Return every line of the listing exactly as written.

===== The records =====

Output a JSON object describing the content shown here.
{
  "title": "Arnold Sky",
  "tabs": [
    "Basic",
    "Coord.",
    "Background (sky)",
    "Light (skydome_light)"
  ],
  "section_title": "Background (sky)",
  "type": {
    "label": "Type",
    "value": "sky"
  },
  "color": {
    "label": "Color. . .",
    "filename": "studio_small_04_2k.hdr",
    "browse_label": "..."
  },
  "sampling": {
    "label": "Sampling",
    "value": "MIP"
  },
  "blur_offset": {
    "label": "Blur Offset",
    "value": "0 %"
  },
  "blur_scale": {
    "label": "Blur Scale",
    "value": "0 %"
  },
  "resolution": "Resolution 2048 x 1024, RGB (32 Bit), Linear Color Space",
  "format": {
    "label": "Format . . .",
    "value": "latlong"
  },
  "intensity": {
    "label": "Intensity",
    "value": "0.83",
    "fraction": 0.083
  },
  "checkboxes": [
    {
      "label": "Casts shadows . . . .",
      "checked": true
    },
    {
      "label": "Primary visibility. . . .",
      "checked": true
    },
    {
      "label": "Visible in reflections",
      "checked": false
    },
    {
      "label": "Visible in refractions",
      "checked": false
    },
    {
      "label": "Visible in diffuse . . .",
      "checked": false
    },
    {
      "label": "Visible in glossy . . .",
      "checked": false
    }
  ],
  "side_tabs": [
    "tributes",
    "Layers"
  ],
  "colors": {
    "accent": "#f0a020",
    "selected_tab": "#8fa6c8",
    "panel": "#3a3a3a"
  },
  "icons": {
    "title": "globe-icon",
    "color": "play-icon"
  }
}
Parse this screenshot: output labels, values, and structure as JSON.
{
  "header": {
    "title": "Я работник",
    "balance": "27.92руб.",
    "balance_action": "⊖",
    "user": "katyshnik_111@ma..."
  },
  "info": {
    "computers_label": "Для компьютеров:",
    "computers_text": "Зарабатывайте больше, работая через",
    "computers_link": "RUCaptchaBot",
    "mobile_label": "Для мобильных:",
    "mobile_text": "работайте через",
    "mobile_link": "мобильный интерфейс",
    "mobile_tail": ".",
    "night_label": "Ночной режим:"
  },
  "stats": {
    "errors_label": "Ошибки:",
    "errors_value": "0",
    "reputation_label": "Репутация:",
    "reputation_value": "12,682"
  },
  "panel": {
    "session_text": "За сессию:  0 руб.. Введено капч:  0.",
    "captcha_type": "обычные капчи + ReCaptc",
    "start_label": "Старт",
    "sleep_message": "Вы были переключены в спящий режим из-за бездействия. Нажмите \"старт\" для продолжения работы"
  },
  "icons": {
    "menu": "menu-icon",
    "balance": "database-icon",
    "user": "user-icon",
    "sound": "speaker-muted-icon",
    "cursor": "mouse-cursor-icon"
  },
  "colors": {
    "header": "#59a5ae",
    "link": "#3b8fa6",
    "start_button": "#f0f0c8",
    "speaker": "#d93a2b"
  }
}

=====

**Answer to this problem**
Output a JSON object describing the content shown here.
{
  "title": "Arnold Sky",
  "tabs": [
    "Basic",
    "Coord.",
    "Background (sky)",
    "Light (skydome_light)"
  ],
  "section_title": "Background (sky)",
  "type": {
    "label": "Type",
    "value": "sky"
  },
  "color": {
    "label": "Color. . .",
    "filename": "studio_small_04_2k.hdr",
    "browse_label": "..."
  },
  "sampling": {
    "label": "Sampling",
    "value": "MIP"
  },
  "blur_offset": {
    "label": "Blur Offset",
    "value": "0 %"
  },
  "blur_scale": {
    "label": "Blur Scale",
    "value": "0 %"
  },
  "resolution": "Resolution 2048 x 1024, RGB (32 Bit), Linear Color Space",
  "format": {
    "label": "Format . . .",
    "value": "latlong"
  },
  "intensity": {
    "label": "Intensity",
    "value": "0.83",
    "fraction": 0.083
  },
  "checkboxes": [
    {
      "label": "Casts shadows . . . .",
      "checked": true
    },
    {
      "label": "Primary visibility. . . .",
      "checked": true
    },
    {
      "label": "Visible in reflections",
      "checked": false
    },
    {
      "label": "Visible in refractions",
      "checked": false
    },
    {
      "label": "Visible in diffuse . . .",
      "checked": false
    },
    {
      "label": "Visible in glossy . . .",
      "checked": false
    }
  ],
  "side_tabs": [
    "tributes",
    "Layers"
  ],
  "colors": {
    "accent": "#f0a020",
    "selected_tab": "#8fa6c8",
    "panel": "#3a3a3a"
  },
  "icons": {
    "title": "globe-icon",
    "color": "play-icon"
  }
}
Parse this screenshot: output labels, values, and structure as JSON.
{
  "header": {
    "title": "Я работник",
    "balance": "27.92руб.",
    "balance_action": "⊖",
    "user": "katyshnik_111@ma..."
  },
  "info": {
    "computers_label": "Для компьютеров:",
    "computers_text": "Зарабатывайте больше, работая через",
    "computers_link": "RUCaptchaBot",
    "mobile_label": "Для мобильных:",
    "mobile_text": "работайте через",
    "mobile_link": "мобильный интерфейс",
    "mobile_tail": ".",
    "night_label": "Ночной режим:"
  },
  "stats": {
    "errors_label": "Ошибки:",
    "errors_value": "0",
    "reputation_label": "Репутация:",
    "reputation_value": "12,682"
  },
  "panel": {
    "session_text": "За сессию:  0 руб.. Введено капч:  0.",
    "captcha_type": "обычные капчи + ReCaptc",
    "start_label": "Старт",
    "sleep_message": "Вы были переключены в спящий режим из-за бездействия. Нажмите \"старт\" для продолжения работы"
  },
  "icons": {
    "menu": "menu-icon",
    "balance": "database-icon",
    "user": "user-icon",
    "sound": "speaker-muted-icon",
    "cursor": "mouse-cursor-icon"
  },
  "colors": {
    "header": "#59a5ae",
    "link": "#3b8fa6",
    "start_button": "#f0f0c8",
    "speaker": "#d93a2b"
  }
}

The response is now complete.